§ Instructions to follow: Please work out how many lines in the data below contain "summary", and reply with that number alone.

Component data from apps and pages

=-=-=

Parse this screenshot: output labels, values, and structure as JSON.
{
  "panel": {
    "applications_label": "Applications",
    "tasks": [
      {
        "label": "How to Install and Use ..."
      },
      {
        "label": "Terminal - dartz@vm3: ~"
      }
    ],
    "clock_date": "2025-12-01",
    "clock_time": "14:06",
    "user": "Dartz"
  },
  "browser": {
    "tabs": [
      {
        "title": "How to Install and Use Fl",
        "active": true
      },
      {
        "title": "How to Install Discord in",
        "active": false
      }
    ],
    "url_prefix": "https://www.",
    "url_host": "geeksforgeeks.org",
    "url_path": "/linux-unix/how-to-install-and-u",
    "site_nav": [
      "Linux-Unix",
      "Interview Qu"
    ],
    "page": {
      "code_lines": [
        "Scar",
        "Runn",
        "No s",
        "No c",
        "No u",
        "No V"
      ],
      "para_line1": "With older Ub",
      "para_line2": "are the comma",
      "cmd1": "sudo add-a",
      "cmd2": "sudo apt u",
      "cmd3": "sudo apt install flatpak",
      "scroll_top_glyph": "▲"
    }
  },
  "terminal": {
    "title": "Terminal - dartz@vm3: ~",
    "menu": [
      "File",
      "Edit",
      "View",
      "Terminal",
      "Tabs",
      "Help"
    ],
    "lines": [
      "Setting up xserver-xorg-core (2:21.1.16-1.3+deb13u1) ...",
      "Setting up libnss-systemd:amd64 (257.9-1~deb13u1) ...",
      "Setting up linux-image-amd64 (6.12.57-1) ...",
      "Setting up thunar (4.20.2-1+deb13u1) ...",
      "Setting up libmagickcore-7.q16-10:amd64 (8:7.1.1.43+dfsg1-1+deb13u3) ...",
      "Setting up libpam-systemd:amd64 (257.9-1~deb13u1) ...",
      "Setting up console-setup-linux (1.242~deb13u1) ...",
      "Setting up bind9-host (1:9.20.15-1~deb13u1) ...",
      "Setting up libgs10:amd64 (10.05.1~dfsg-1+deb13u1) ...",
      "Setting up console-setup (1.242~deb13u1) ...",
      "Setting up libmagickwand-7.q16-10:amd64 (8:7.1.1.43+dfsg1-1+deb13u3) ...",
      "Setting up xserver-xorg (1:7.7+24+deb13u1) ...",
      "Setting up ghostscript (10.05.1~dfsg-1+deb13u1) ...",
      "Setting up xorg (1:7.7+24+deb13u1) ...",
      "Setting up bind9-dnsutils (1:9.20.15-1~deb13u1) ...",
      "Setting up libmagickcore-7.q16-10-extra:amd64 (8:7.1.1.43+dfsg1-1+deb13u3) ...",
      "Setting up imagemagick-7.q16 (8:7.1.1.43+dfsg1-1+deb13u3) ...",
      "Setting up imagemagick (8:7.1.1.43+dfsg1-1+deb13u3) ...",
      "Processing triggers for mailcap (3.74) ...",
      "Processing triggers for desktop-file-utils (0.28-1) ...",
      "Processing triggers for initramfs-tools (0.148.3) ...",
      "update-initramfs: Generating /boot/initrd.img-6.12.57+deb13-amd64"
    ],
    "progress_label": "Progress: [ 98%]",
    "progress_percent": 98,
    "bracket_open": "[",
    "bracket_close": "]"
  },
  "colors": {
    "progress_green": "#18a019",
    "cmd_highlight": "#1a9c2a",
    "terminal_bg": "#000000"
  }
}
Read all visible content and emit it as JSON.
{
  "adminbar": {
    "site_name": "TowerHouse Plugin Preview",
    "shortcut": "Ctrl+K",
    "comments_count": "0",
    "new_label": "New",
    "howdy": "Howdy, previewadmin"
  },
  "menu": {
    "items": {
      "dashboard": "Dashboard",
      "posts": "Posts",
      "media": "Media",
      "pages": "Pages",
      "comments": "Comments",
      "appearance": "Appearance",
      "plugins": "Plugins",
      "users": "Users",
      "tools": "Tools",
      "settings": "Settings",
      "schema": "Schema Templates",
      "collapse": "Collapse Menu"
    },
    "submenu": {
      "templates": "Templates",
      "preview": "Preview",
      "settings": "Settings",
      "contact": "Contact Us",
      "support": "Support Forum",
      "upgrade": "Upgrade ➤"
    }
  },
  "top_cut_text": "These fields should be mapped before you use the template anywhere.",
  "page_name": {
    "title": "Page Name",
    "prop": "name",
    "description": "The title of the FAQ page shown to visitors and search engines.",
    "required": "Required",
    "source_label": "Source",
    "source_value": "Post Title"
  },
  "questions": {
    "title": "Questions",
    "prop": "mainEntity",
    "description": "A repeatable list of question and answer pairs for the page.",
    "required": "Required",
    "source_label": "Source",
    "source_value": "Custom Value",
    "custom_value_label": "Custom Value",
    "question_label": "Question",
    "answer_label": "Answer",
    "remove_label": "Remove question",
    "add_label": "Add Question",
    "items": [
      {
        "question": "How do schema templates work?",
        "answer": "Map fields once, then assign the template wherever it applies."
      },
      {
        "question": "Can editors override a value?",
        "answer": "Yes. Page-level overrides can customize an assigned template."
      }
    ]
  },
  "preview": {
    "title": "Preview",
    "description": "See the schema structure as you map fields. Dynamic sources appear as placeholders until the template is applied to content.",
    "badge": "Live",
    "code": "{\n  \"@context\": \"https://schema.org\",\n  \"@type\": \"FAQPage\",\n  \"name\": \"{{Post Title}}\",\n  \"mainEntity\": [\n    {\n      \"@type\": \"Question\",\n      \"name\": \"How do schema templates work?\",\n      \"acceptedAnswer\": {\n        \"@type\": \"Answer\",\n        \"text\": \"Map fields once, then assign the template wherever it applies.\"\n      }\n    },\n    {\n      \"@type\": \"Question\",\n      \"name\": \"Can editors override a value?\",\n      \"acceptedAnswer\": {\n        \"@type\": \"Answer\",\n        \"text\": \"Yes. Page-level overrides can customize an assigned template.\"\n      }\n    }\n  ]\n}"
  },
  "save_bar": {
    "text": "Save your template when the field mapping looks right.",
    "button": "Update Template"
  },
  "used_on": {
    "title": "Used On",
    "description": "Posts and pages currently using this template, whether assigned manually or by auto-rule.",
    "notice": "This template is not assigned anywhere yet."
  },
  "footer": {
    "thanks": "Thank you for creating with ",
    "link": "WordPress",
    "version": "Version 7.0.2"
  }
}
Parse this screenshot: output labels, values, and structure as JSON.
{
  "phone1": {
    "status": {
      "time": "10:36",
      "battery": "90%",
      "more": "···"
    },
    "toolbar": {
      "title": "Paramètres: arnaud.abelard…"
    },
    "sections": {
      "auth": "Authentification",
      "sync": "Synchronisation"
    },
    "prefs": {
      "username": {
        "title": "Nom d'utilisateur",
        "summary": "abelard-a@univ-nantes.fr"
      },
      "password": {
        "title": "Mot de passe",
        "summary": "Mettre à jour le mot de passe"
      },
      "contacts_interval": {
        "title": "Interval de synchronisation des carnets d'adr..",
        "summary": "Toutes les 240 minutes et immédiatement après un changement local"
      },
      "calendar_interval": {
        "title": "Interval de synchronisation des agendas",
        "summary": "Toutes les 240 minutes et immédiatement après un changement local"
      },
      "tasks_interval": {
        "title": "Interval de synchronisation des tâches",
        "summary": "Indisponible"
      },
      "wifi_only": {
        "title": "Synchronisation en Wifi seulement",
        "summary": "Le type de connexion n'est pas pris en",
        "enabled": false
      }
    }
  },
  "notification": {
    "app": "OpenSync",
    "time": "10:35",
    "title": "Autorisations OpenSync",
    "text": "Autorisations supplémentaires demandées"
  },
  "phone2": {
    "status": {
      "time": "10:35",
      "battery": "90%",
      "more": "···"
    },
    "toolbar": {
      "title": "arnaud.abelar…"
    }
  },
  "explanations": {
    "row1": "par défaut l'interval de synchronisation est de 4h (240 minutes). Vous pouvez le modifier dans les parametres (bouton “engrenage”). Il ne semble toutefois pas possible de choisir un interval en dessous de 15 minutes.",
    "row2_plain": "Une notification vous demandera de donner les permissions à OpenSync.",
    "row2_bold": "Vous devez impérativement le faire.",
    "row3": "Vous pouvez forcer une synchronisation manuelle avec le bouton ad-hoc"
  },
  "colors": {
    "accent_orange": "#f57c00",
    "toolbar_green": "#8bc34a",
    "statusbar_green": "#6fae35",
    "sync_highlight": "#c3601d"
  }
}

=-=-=

§ Result of the exercise: 6